‘Algae’ is In fact a term given to a large family of cells that live off light. Like plants, they use photosynthesis to create energy from the sun’s light. As you may know, photosynthesis relies on a chemical called chlorophyll which gives plants and alga their green color.
Algae will grow in your aquarium or tank because of spores. Spores are the airborne particles that algae give off in order for it to spread to other bodies of water. Most, if not all tanks will develop algae naturally.
Although some may like the forest-like green look, it will be harder to observe your fish and other inhabitants of the tank. Not only that but some algaes will deplete the water of nutrients needed by fish and other living things in your tank. Guppies can fix that problem in some cases…
Types of Algae Guppies Like to Eat
There are hundreds of types of alga out there, but there are a few that your guppy will be happier to eat. Make sure to find out what the algae growing in your tank is before you decide on guppies as the solution.

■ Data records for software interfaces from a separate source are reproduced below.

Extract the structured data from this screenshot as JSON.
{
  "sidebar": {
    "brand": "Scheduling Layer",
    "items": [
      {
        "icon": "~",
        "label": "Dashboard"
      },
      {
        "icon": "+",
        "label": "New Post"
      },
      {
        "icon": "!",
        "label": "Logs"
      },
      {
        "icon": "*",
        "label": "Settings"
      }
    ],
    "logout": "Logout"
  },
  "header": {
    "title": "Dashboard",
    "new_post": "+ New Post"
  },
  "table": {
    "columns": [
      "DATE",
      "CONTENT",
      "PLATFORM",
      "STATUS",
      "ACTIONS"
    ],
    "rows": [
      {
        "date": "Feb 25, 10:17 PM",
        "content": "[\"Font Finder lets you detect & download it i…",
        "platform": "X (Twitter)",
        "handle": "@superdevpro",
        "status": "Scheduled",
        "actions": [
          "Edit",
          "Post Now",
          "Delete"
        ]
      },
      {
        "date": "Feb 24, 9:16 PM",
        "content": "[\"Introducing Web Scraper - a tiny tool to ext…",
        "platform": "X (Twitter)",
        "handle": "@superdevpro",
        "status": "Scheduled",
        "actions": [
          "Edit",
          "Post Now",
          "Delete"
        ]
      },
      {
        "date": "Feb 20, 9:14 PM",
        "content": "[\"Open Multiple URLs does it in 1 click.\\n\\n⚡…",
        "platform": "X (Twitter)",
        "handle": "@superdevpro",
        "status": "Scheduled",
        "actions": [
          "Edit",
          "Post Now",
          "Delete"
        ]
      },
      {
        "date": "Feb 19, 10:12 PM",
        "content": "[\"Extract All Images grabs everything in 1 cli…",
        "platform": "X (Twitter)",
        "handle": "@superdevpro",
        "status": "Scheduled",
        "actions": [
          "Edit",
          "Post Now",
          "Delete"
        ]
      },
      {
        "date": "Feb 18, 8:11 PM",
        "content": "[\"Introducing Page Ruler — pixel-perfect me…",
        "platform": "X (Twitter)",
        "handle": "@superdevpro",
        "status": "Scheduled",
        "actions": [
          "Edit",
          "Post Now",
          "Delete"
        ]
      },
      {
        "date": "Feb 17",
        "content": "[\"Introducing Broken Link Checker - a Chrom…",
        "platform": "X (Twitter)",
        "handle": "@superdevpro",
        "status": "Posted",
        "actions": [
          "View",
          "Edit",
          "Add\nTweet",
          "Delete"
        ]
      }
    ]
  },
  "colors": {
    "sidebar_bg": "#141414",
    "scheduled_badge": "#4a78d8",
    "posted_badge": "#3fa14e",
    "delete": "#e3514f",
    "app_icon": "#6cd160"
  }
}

Treating either of these types of algae with hydrogen peroxide will get the guppies nibbling away in no time at all. This is done by adding a few drops of hydrogen peroxide to your tank. Make sure you’re adding the right amount, though.
The algae will absorb the chemical and become delicious to your guppies. So…
- Staghorn Algae – As the name suggests, this algae looks like the horns of a stag growing out from the floor or decorations in the aquarium or tank.
- Black Beard Algae – This type of algae is hard to get rid of. It grows like a fuzzy black beard on the edge of plants in the tank. Without guppies in the tank it will spread and be a nuisance. Guppies will keep Black Beard algae growth under control if you have enough of them.
- Surface Algae – Many different types of surface algae are also eaten by guppies. If you see your guppy picking at the glass or bobbing up to eat algae off the surface of the water do not worry. The algae will not cause any harm to the guppy. In fact, it will keep them entertained for days.
Why Do They Eat Algae?
Guppy babies—commonly known as guppy fry—eat the algae as a source of protein that is small enough for their mouths to get around. For adults however, the algae is eaten more commonly as a byproduct as they search for other foods hiding in the algae.
Guppies may not just eat the algae as a food however. As algae absorbs nutrients and oxygen, it takes it out of the water. Guppy fish rely on oxygen in the water to breath. Therefore, guppy fish may actually be making sure their habitat is suitable rather than eating.
Guppy fish would have evolved this trait in order to keep the water they live in clearer and more advantageous to finding food. If algae gets too overgrown, your guppy fish will struggle to survive. It is important to have some algae for them to nibble on, but not too much as it will hurt them.
Because guppies naturally eat algae, there is no cause for concern. Introducing guppies to your tank may even be an efficient way of keeping the ecosystem self-sustaining.
Research what type of algae you have, and whether guppies are the solution.